Could one train an AI to know, like Billy Corgan did, that if you detune the guitar solo a quarter-step in ‘Behold! The Night Mare’ it will not only be shockingly dissonant but also achingly gorgeous? I guess you could in theory — sit the AI down, have it take notes on the musical features of literally hundreds of thousands of songs, how humans have rated those features, aggregate it all into a big database and then generate new musical output based off it.
Computationally, it’s staggering the think about but comes fairly easily to humans. Hubert Dreyfus has argued convincingly since the 60s that the human mind is not wholly or fundamentally computational anyway. AIs will always miss the key component of intuition that drives musical decision-making.

Could we perform some Blade Runner–level memory implanting to make a computer write and perform something like Nina Simone’s ‘My Man’s Gone Now’? The research indicates that we will be able to teach AIs many things but that good ol’ tangle of romantic projection, lusty desire and fear of death that fuels so much good music is going to be forever out their grasp. Which is exactly why Roy Batty was so homicidally pissed.

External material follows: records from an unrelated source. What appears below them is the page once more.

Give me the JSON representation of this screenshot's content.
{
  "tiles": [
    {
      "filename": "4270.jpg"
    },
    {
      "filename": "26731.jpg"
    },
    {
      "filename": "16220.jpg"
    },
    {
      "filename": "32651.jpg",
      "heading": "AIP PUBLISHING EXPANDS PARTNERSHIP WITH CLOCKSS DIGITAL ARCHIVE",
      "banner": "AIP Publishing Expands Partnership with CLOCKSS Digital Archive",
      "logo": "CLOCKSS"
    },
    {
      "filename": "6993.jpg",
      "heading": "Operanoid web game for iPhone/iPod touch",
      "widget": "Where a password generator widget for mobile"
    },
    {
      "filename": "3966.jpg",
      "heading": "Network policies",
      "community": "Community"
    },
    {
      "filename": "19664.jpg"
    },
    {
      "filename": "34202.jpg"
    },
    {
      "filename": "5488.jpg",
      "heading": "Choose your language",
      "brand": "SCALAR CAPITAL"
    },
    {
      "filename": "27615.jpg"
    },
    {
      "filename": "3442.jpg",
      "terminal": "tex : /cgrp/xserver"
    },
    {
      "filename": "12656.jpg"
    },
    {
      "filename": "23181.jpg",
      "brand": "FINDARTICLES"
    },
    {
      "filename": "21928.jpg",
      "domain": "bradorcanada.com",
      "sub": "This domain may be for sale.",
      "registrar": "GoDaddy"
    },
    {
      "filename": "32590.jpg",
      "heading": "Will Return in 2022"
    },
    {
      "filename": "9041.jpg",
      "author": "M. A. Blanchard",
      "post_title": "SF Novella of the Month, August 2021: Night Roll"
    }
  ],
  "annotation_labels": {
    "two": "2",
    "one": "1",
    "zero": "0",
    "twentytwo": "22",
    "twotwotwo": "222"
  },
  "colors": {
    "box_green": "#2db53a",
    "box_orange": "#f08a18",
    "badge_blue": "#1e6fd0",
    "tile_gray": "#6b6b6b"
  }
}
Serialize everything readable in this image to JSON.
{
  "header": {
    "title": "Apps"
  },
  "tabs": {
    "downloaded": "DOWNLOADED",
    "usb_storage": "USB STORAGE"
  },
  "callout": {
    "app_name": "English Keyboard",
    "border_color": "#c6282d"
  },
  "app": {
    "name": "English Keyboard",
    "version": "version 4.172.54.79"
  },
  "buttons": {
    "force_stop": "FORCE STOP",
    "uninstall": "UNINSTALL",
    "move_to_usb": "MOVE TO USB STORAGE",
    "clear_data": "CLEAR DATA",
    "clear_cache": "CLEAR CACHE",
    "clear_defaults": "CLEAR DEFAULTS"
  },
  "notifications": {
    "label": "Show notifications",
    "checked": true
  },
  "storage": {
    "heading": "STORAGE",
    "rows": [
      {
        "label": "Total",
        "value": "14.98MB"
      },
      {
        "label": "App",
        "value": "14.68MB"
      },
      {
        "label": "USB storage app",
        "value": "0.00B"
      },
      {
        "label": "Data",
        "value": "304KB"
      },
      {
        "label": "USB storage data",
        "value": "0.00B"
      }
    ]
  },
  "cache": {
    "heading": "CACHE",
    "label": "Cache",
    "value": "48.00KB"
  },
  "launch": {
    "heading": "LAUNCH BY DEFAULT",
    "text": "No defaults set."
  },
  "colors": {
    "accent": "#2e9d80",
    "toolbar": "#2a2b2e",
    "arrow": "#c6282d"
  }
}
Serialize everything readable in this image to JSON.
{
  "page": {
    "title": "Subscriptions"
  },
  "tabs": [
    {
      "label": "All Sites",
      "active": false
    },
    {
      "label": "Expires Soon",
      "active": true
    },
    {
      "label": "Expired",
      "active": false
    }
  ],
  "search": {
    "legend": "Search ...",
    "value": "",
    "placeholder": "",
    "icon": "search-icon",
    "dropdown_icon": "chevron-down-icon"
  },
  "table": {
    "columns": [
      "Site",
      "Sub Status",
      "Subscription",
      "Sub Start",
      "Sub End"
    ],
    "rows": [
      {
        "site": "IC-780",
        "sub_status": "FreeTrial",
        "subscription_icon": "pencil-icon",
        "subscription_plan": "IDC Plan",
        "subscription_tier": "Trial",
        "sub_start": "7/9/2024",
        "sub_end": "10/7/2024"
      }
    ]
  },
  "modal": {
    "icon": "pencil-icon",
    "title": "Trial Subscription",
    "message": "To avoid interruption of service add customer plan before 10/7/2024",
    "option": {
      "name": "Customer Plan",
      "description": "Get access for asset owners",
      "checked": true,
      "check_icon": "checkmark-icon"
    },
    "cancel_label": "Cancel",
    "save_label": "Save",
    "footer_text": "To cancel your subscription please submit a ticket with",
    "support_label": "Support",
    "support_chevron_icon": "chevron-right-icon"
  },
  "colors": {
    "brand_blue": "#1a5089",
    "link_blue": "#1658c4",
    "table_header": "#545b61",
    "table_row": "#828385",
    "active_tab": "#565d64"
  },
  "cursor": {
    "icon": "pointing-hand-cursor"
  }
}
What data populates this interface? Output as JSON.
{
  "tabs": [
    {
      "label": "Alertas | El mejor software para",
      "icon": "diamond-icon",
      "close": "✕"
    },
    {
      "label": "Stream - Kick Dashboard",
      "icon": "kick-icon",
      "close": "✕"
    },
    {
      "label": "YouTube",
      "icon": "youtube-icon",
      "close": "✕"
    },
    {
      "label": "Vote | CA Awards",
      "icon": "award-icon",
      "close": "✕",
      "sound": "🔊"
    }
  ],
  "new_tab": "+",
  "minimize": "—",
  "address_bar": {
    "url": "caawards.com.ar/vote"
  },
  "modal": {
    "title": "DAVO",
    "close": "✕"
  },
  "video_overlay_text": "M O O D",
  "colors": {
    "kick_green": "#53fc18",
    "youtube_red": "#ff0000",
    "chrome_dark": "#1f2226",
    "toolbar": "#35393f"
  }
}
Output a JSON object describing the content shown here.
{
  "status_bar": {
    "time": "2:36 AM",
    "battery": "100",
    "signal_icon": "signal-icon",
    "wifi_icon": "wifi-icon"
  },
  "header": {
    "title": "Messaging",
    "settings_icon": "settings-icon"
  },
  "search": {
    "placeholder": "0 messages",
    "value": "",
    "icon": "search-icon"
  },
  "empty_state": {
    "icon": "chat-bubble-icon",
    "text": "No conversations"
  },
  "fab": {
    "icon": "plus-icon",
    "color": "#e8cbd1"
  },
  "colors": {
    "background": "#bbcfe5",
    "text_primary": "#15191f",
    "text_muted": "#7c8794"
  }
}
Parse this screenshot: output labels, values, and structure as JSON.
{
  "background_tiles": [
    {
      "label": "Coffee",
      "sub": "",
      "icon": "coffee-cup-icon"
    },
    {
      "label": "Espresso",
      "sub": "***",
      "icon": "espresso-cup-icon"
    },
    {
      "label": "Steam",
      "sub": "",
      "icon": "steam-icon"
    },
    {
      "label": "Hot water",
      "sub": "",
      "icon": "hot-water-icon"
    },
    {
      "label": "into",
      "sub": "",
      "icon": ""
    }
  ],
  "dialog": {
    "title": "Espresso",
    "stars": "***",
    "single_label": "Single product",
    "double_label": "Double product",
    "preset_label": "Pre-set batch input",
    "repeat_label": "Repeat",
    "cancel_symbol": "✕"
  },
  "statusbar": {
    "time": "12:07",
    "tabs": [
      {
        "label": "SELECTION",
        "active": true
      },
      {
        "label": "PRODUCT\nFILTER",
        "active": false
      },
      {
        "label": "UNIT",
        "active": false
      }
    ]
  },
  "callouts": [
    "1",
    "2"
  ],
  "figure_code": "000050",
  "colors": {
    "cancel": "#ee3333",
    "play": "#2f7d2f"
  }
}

Those pesky emotions will always pose a problem for our budding AI composers. And while I’m 100% positive that massive leaps are going to get made in the problem-solving aspect of artificial music composition, I wonder if the mere accumulation of huge reams of musical ‘knowledge’ will ever be enough to create a Turing-certified album. The point of music has never been perfection anyway. That’s the reason why we don’t all sit around enjoying Chick Corea Elektrik Band, unless we have a sudden craving for one of the most unintentionally awkward and hilarious video clips of the 1980s.

We’re definitely heading towards a world of increasing automation, and our expectations about what the AI future will look like can’t be accurately determined by our current knowledge. But I really doubt Skynet will be able to write us a five-star album.


If you’d like an answer to any of life’s great mysteries, get at Alex on

Sonic Truth — sleepmakeswaves’ Alex Wilson Answers Your Questions

Thursday, January 7th, 2016

Hi, I’m Alex. I play bass in sleepmakeswaves, and I want your questions about life, the universe and everything. Unsurprisingly for a guy who spends his time writing dramatic post-rock epics, I’m pretty fascinated by the big picture.

Touring and seeing the world threw me off from a plan to do a PhD in moral philosophy and become an academic — probably dodged a bullet there. But when LIFE IS NOISE approached me with a little corner of the internet where I could muse about humans and everything around them, there was no way I could turn it down.

Although this will follow the format of an ‘advice’ column, I’d like it to be more than that. We can run the whole gamut, from the serious to the utterly silly, from the smallest personal things to the most mind-bending concepts. If you give me question I don’t know about, I’ll get my facts straight before running my mouth off. Checking the facts and having an open mind matters. I’m also up for a healthy amount of trolling, because: internets.

You can me ask me things like:

Why is there something rather than nothing?
Is happiness even real?
Can we even make choices?
Why is music so goddamn meaningful?
What is the good life, and how do we find it?
Does the body rule the mind or does the mind rule the body?

I’m aiming to try and crank a couple of these out every month. If you want to help us get started, shoot a question to — you can be as anonymous as you like.

Alex Wilson is a musician and writer from Sydney’s Inner West. He plays bass in sleepmakeswaves and produces bands, and video game and film soundtracks. He has a philosophy degree buried in a box somewhere under his bed.